▶ **ACTIVITY**:
Look through the lines below and extract each one that contains "title".

Website and app data records:

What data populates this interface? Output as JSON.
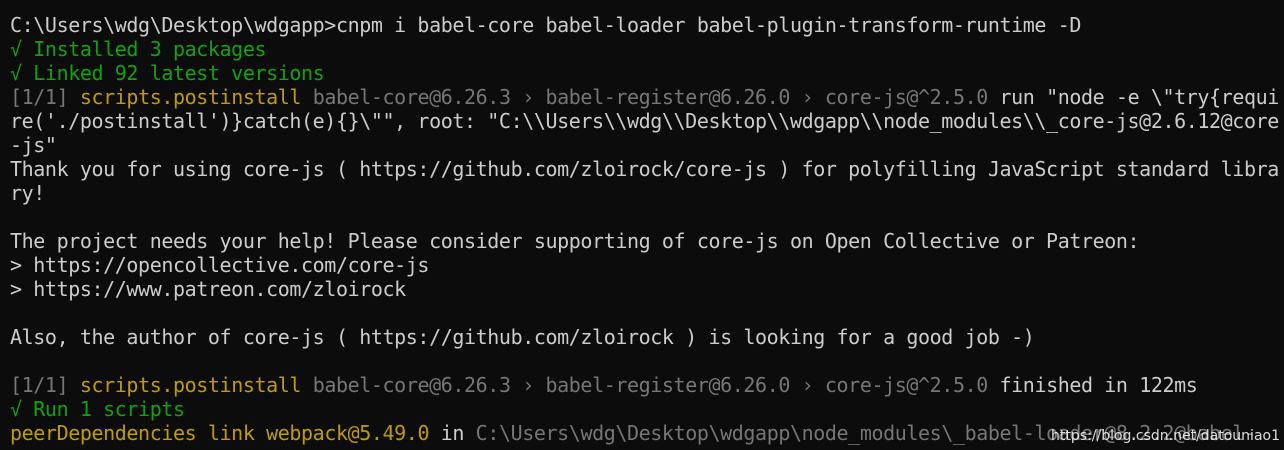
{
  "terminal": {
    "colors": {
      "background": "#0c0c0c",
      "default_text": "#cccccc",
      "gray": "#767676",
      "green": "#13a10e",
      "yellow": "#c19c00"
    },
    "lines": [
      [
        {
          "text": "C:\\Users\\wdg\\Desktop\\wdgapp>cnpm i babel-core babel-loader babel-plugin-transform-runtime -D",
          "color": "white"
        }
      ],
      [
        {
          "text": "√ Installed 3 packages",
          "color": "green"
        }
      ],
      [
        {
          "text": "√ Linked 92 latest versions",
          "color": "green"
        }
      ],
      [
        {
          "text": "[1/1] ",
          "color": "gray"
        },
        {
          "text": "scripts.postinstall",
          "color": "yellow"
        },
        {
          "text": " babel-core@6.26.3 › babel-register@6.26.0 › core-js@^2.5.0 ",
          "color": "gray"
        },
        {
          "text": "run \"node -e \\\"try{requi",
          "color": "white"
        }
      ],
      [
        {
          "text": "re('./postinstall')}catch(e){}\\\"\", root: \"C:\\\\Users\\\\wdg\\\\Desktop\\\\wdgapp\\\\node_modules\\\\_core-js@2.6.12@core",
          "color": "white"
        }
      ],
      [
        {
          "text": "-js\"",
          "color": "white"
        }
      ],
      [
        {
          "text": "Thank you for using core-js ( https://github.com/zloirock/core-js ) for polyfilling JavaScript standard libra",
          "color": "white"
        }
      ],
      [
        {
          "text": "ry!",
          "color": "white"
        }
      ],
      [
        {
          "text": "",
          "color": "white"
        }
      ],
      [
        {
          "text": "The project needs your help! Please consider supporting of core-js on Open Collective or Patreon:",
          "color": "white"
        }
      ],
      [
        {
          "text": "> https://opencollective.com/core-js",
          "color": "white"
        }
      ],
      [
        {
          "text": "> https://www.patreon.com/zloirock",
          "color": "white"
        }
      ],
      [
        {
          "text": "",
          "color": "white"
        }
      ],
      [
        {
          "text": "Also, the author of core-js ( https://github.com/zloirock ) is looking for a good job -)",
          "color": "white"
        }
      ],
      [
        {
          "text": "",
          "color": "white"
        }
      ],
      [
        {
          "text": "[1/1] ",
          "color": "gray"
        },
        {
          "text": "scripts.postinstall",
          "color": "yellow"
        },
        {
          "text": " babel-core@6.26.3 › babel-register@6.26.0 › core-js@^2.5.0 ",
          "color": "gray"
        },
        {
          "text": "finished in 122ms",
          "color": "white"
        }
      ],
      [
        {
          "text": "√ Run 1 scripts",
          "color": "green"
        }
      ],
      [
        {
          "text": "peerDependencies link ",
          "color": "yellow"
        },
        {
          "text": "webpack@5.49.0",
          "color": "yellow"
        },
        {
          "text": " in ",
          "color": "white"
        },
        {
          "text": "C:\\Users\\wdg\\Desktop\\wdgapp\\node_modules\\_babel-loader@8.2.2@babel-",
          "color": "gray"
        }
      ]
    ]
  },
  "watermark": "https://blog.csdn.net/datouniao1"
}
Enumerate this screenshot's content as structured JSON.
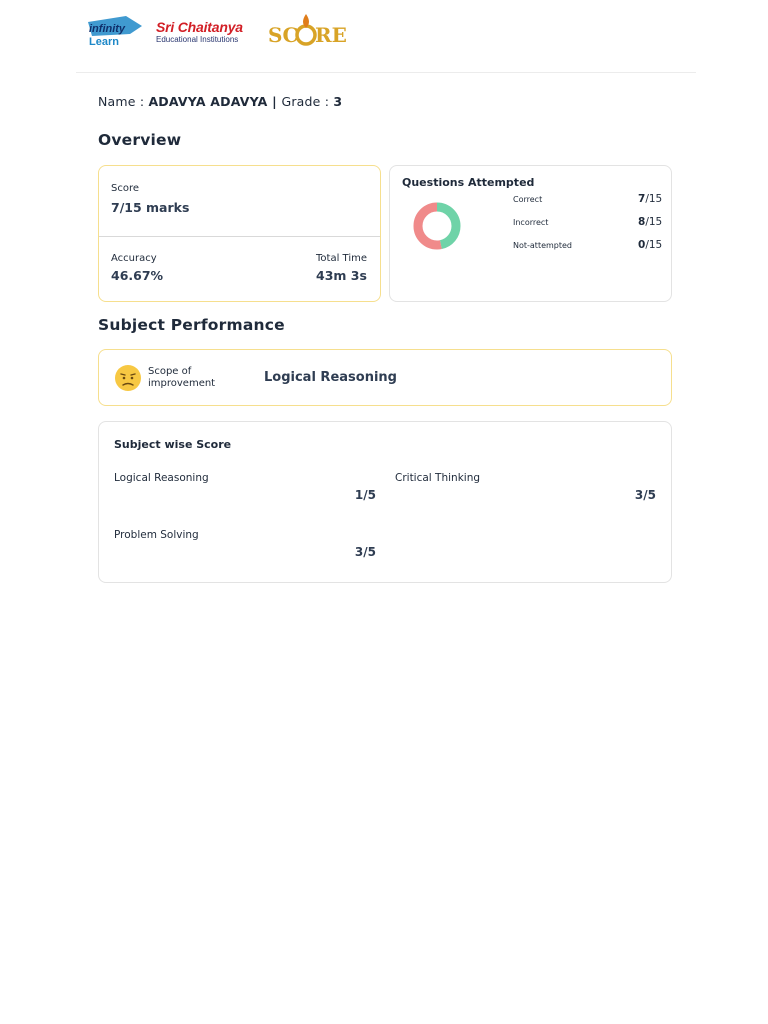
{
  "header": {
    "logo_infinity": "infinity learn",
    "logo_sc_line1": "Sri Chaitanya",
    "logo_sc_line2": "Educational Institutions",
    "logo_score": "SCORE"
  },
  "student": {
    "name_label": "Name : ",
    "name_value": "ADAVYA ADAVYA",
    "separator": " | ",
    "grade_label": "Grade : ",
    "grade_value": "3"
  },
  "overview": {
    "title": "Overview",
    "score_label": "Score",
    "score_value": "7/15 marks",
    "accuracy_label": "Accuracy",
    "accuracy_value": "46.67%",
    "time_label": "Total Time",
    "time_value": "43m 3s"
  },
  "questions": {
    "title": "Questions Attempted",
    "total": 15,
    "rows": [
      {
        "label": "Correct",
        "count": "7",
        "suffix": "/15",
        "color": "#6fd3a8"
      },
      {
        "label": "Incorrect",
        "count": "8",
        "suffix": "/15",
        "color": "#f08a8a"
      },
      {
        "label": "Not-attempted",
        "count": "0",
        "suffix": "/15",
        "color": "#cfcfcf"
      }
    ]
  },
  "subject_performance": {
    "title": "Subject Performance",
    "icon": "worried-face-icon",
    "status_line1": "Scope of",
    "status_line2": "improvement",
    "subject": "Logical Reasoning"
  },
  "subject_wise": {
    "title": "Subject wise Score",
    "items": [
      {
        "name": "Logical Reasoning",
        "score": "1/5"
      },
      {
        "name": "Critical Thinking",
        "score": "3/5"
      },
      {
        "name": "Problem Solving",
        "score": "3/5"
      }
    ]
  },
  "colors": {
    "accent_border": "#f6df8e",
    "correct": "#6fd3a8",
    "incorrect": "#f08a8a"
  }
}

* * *

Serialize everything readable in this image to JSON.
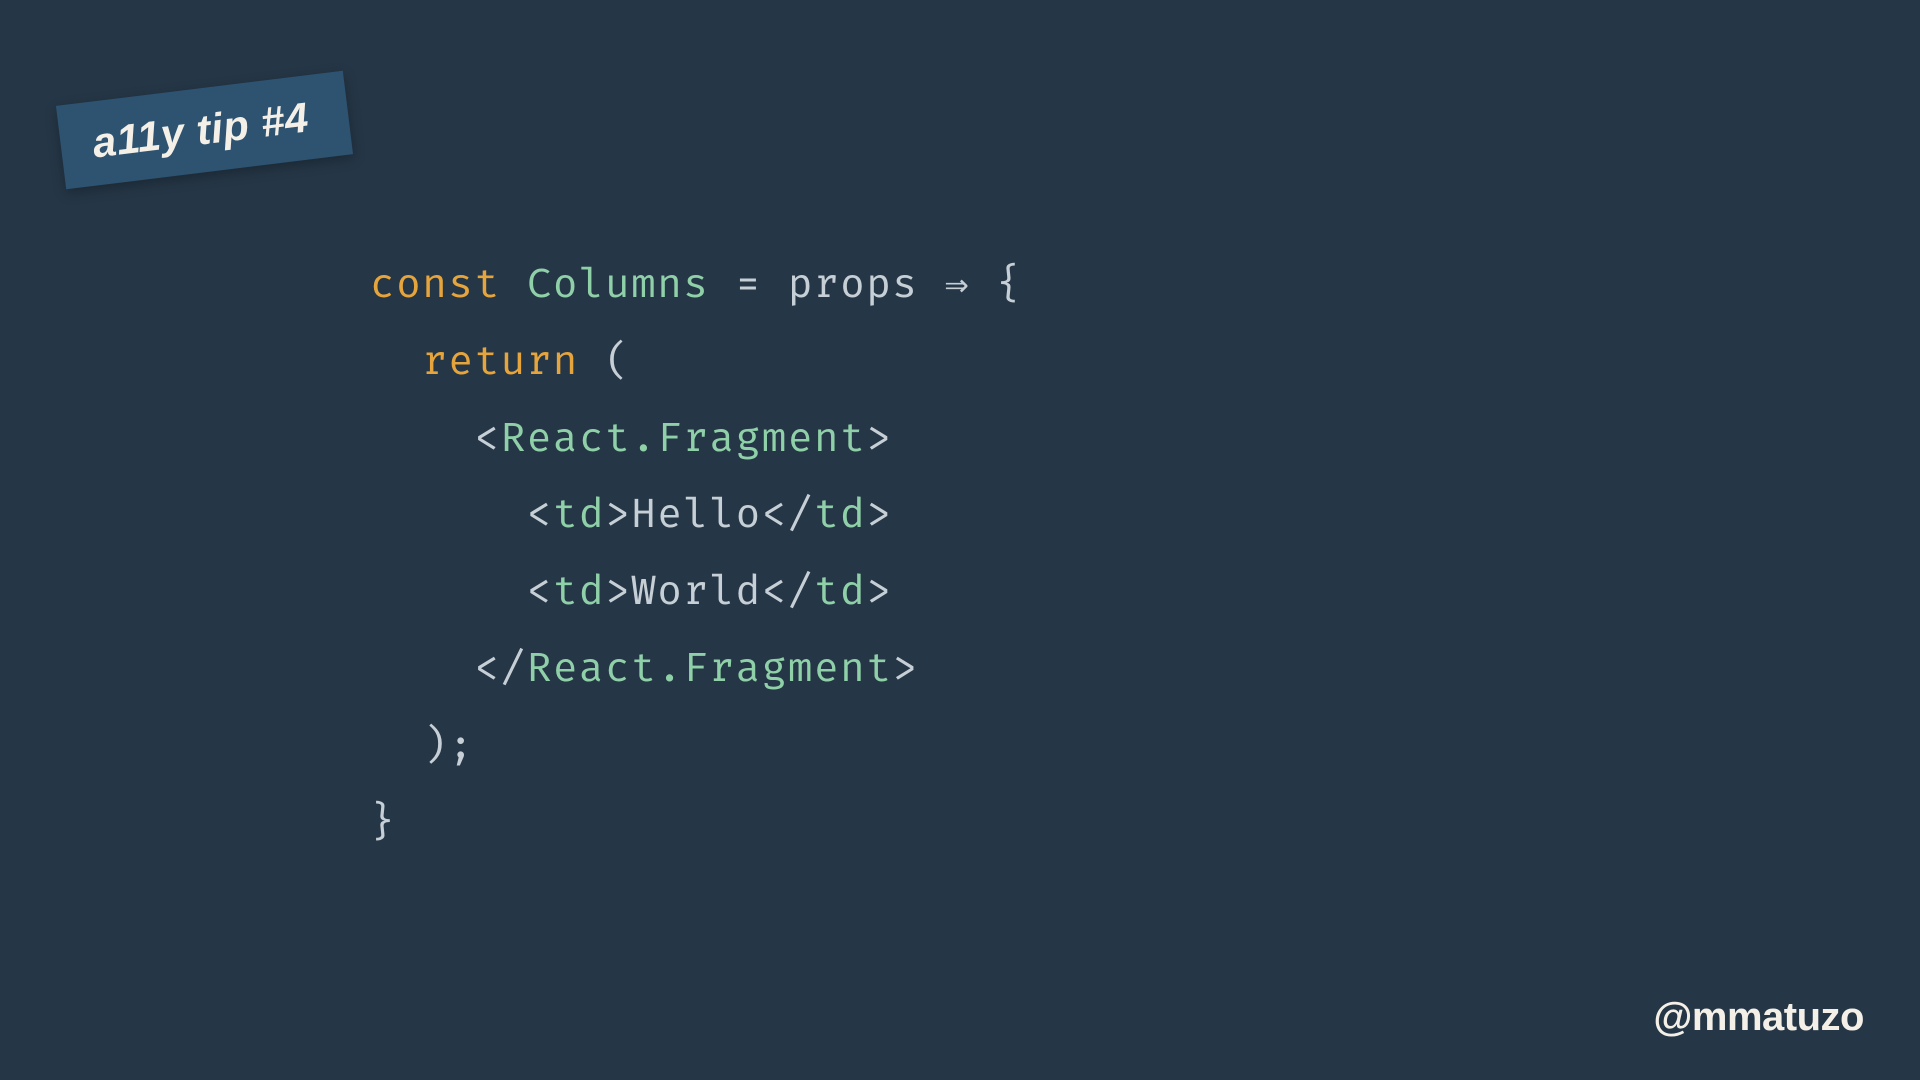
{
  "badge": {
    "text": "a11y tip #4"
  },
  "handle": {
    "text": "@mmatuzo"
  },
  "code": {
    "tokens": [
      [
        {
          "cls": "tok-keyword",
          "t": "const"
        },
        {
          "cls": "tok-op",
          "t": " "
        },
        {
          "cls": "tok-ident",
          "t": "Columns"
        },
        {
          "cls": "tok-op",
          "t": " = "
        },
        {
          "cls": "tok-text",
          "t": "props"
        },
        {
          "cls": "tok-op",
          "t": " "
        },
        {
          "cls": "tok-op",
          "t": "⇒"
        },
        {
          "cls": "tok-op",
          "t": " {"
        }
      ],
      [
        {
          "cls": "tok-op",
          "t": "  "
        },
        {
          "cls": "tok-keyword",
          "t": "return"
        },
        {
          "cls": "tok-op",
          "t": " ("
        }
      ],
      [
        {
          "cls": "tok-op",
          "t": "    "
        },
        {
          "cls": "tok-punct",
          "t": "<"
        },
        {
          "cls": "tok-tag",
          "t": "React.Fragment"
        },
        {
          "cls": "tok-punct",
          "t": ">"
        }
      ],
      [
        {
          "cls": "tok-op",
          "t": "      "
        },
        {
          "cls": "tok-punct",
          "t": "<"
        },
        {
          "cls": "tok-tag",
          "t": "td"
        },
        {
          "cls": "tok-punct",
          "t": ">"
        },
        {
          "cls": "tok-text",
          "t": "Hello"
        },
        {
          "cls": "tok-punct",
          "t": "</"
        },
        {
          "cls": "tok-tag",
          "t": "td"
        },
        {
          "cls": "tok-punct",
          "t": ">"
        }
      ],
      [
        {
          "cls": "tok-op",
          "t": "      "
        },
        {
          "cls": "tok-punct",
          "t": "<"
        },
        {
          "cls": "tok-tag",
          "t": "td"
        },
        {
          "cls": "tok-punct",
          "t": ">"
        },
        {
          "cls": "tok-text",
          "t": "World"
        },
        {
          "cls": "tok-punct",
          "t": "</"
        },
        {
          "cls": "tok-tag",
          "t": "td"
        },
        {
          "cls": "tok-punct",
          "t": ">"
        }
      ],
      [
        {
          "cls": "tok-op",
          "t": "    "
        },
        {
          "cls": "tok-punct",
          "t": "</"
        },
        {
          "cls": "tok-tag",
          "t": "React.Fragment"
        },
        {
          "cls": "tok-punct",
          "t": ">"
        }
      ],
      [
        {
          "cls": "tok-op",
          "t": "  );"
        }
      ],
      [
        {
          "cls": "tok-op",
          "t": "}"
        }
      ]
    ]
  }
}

▶ **SOLUTION**:
    "title": "Overview",
    "title": "Questions Attempted",
    "title": "Subject Performance",
    "title": "Subject wise Score",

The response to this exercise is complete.